Markets posted slim gains last week after some dramatic 100-point intraday swings, with the
Dow Jones Industrial Average
ending the week up 109 points, or 1.4%, at 8018, and the
gaining 39 points, or almost 3%, to 1349. The
finished the week up 14 points, or 1.5%, at 848.
As with last week, the market will continue to take its cues from the day's headlines, and that could make for rocky trading, especially if volume stays low.
Over the last four sessions, the average daily trading volume on the
New York Stock Exchange
was just 1.1 billion shares, below January's daily average near 1.5 billion. Likewise, the Nasdaq averaged just 1.25 billion shares a day, down from the summer, when the Nasdaq averaged more than 2 billion shares a day.
Many investors are expected to remain on the sidelines, at least until the war situation clears up.
"There aren't many investors who are going to dump money in the market right now," said Donald Straszheim, president of Straszheim Global Advisors and former Merrill Lynch chief economist. "You need to have a high tolerance for risk -- a very high tolerance for risk.

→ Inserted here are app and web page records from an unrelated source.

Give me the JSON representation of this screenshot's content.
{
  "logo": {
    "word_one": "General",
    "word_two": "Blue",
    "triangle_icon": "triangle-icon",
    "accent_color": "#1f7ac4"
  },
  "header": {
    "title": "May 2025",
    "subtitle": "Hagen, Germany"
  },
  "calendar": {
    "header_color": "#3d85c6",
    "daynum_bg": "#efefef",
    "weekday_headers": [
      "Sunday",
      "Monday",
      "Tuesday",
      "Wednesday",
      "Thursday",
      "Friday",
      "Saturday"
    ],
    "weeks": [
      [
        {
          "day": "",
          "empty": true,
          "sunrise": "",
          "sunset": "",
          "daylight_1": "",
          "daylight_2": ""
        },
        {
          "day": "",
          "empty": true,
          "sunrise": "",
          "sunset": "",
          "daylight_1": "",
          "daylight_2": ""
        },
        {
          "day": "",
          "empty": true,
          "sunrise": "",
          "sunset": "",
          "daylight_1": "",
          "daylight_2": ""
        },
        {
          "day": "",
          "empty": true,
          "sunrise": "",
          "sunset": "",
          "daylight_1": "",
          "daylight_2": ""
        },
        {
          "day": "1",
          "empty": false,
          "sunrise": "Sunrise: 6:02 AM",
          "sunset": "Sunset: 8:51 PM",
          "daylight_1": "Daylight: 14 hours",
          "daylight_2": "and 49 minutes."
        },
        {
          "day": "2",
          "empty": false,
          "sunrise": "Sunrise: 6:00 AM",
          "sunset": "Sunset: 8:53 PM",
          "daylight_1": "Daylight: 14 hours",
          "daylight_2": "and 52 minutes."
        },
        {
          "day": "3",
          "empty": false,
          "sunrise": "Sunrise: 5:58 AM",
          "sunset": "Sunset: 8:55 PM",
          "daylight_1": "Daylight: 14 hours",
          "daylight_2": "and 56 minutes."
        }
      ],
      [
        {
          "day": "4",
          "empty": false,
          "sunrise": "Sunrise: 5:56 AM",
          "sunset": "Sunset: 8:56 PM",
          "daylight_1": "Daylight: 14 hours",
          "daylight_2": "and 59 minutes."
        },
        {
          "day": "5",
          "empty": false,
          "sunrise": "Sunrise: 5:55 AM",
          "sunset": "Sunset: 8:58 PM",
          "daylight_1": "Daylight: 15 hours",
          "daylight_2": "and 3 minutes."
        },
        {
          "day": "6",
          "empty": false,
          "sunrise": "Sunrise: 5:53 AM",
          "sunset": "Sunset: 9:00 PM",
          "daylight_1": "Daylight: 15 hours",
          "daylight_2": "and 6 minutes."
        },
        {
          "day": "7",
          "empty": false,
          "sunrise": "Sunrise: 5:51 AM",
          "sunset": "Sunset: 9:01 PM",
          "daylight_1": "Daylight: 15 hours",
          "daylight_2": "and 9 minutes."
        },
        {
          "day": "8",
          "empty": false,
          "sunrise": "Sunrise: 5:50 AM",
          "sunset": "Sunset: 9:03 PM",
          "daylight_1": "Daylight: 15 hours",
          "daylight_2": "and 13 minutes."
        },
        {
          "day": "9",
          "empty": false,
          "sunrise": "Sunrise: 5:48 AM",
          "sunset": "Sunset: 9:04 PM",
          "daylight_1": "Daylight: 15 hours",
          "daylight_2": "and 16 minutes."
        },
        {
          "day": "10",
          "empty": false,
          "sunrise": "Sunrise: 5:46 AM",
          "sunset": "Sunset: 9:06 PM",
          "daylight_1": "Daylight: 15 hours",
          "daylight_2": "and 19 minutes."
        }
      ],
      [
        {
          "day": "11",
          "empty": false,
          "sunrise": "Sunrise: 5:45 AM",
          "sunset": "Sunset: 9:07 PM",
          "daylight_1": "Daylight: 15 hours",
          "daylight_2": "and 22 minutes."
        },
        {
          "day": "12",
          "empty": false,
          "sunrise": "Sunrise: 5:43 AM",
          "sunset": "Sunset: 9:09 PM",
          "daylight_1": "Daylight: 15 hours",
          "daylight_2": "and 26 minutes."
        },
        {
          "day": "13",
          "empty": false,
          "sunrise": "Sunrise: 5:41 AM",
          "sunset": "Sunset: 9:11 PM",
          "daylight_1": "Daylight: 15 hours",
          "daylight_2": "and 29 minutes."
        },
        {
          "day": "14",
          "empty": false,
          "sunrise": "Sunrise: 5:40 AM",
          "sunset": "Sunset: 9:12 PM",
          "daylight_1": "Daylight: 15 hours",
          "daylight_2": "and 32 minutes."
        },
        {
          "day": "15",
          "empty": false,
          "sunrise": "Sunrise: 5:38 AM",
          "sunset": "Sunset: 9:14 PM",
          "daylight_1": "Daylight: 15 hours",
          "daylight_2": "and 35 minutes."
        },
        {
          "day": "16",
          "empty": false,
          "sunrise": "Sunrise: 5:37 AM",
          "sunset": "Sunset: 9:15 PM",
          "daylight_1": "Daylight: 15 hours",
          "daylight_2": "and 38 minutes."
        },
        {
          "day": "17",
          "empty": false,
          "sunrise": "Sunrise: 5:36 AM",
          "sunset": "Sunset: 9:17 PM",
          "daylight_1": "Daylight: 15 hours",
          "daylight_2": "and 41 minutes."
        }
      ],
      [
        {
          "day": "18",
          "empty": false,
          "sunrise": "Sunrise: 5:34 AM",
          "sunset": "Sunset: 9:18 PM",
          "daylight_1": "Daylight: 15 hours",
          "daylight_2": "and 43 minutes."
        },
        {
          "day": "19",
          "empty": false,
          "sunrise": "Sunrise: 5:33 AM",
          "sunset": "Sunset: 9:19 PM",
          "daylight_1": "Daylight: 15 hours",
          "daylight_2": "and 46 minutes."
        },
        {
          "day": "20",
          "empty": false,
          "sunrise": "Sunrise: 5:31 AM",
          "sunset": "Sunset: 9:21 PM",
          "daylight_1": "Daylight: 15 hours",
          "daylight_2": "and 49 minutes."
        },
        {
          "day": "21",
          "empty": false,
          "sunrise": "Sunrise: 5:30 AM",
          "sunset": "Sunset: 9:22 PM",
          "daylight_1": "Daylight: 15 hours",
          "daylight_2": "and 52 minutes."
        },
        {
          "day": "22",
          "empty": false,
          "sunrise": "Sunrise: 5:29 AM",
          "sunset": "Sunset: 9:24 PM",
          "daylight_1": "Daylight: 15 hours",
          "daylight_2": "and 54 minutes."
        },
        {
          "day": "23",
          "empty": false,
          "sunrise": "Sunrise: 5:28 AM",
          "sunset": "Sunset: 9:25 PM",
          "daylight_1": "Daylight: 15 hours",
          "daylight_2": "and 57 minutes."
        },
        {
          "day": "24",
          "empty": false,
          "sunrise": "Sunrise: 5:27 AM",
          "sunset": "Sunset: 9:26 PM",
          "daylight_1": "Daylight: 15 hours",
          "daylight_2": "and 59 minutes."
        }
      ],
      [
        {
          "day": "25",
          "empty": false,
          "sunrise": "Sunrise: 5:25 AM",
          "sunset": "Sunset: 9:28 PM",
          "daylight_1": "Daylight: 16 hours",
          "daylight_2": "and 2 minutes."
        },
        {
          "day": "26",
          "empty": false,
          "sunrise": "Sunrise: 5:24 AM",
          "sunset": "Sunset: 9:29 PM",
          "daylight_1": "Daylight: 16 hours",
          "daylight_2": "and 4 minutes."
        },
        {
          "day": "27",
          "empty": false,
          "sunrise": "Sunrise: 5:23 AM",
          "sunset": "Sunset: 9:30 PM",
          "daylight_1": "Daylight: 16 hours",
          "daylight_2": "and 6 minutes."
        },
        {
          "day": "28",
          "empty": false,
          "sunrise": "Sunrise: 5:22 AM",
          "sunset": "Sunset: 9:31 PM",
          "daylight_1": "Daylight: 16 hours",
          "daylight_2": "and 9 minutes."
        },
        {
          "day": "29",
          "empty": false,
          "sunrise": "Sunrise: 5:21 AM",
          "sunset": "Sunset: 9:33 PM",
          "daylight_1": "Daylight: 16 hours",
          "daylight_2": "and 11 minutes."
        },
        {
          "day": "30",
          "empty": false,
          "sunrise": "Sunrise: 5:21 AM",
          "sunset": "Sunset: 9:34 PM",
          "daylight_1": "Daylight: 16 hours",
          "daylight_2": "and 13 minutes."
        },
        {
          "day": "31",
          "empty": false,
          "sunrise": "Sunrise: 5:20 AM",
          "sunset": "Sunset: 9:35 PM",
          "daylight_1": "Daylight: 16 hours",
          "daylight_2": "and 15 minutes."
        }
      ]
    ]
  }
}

And I don't know any investors who feel this pressure to put their money to work."
Investors will get a look at consumer confidence, gross domestic product and employment data next week.
"Consumer confidence is the most important economic release next week, because the consumer sector has been supporting the economy," said Straszheim. "Also the employment data have been pretty much determining consumer confidence, and that number has been weak for quite a while. There's no reason to think confidence will go up."
Earnings season is winding down, but there won't be any shortage of news to watch. More than 400 companies are expected to release earnings next week, and while the majority of the names are smaller and shouldn't move the market, there are still some big guns that have yet to fire. On Tuesday,
releases earnings, one day after rival
Also on Tuesday,
Federated Department Stores
and a pair of highflying housing names,
, release earnings.
On Thursday, retailers
release results, as does energy name
Ultimately, Straszheim says, investors should invest in a seat belt, as markets continue to take their cues from world news instead of economic data or business conditions. "Anything that develops on the war front over the next few weeks is going to supersede any economic data," he said.